May 15, 2009
By the time you read this you will probably all be quaffing champers by the gallon and mixing with the celeb chefs at the most exciting food event in the Thames Valley this year, but as I write it I’m just in a state of high excitement.
Having been housebound by a new baby, a four-year-old and with little help from the husband whom I no longer see (I don’t think he’s left me, he’s just working long hours – apparently there’s a credit crisis or a downturn or some kind of crunch going on)
I haven’t had much time for idle pastimes like shopping or eating and definitely not shopping and eating and star-spotting all in one glorious package.
But one fest I’m definitely not missing this year is Henley.
And it’s not the rowers I’m interested in or even the music, it’s the fantastic foodie treats that have got me all in a dither.
Firstly, although I pretend I’m really only interested in the food and not the personalities, blah blah blah, I’m so completely looking forward to mixing it with the culinary crème de la crème.
I’m very excited that Atul Kochar will be making an appearance, as well as John Campbell and Alan Murchison (I have met the latter two before, but always after a meal and the obligatory wine which accompanies it and so memories are, well, hazy to say the least) but it’s the appearance of Mary Berry which I am anticipating the most.
Forget Nigella, this woman is a domestic goddess of Delia proportions and her recipes ensured I was fed better than the average child growing up in 80s’ Britain. I still buy her cookbooks for my mother and enjoy the benefits every time I go to visit.
Speaking of celeb chefs and their impact on supposedly normal people (ie me) I was down in Cornwall at Easter, enjoying the weak English sunshine fully clothed on the beach (I’ll give you all a moment to recall countless childhood holidays of your own spent huddled behind a stripey windbreak, resolutely having fun) when we decided to break with convention, put the flask away and head to Jamie Oliver’s Fifteen for a spot of well-deserved breakfast.
Having grown up in Cornwall too many years ago to mention, the swanky, exciting space was nothing like I was used to, but the staff were friendly, the menu not overpriced and the view, looking out over Watergate Bay, unrivalled.
What was odd though, was the behaviour of some of the diners. I could see necks craning, scanning the kitchen for any sign of Mr Oliver, and a family at a table next to us were taking pictures of themselves as though they were visiting the Eiffel Tower or Big Ben.

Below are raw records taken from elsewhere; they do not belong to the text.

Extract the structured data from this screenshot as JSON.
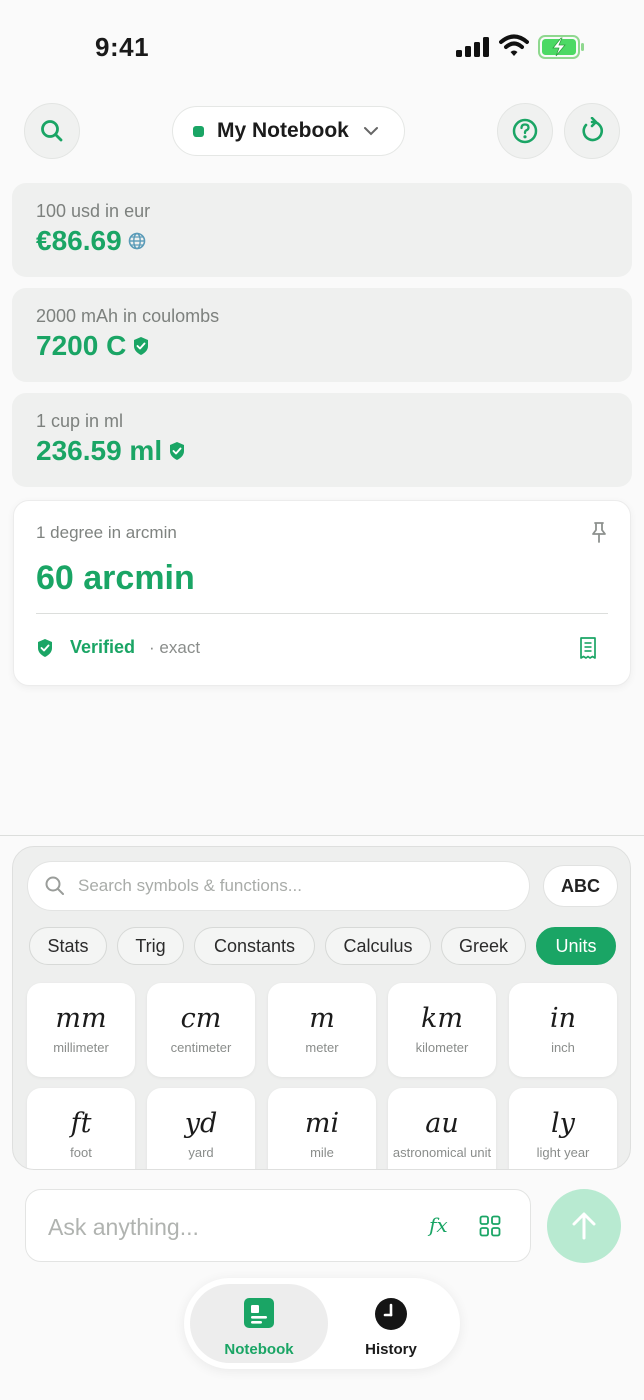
{
  "status_bar": {
    "time": "9:41"
  },
  "header": {
    "notebook_title": "My Notebook"
  },
  "results": [
    {
      "query": "100 usd in eur",
      "value": "€86.69",
      "badge": "globe-icon"
    },
    {
      "query": "2000 mAh in coulombs",
      "value": "7200 C",
      "badge": "verified-shield-icon"
    },
    {
      "query": "1 cup in ml",
      "value": "236.59 ml",
      "badge": "verified-shield-icon"
    }
  ],
  "active_result": {
    "query": "1 degree in arcmin",
    "value": "60 arcmin",
    "status": "Verified",
    "detail": "· exact"
  },
  "keyboard": {
    "search_placeholder": "Search symbols & functions...",
    "abc_label": "ABC",
    "categories": [
      "Stats",
      "Trig",
      "Constants",
      "Calculus",
      "Greek",
      "Units"
    ],
    "selected_category": "Units",
    "keys": [
      {
        "symbol": "mm",
        "name": "millimeter"
      },
      {
        "symbol": "cm",
        "name": "centimeter"
      },
      {
        "symbol": "m",
        "name": "meter"
      },
      {
        "symbol": "km",
        "name": "kilometer"
      },
      {
        "symbol": "in",
        "name": "inch"
      },
      {
        "symbol": "ft",
        "name": "foot"
      },
      {
        "symbol": "yd",
        "name": "yard"
      },
      {
        "symbol": "mi",
        "name": "mile"
      },
      {
        "symbol": "au",
        "name": "astronomical unit"
      },
      {
        "symbol": "ly",
        "name": "light year"
      }
    ]
  },
  "input": {
    "placeholder": "Ask anything...",
    "fx_label": "𝑓x"
  },
  "tabs": [
    {
      "label": "Notebook",
      "active": true
    },
    {
      "label": "History",
      "active": false
    }
  ],
  "colors": {
    "accent": "#1aa565",
    "send_button": "#b8ead1"
  }
}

It seems Jamie Oliver has turned eating into a tourist attraction, even when he’s not there.
As we were leaving after a perfectly respectable, if small, fry-up, a well-dressed group arrived, chatting excitedly only to be turned away as they had missed the breakfast sitting. Oh well, said one, readjusting her sunglasses on top of her highlighted hair, we nearly did Jamie Oliver.
Worse than that love, you missed out on a really good fry-up.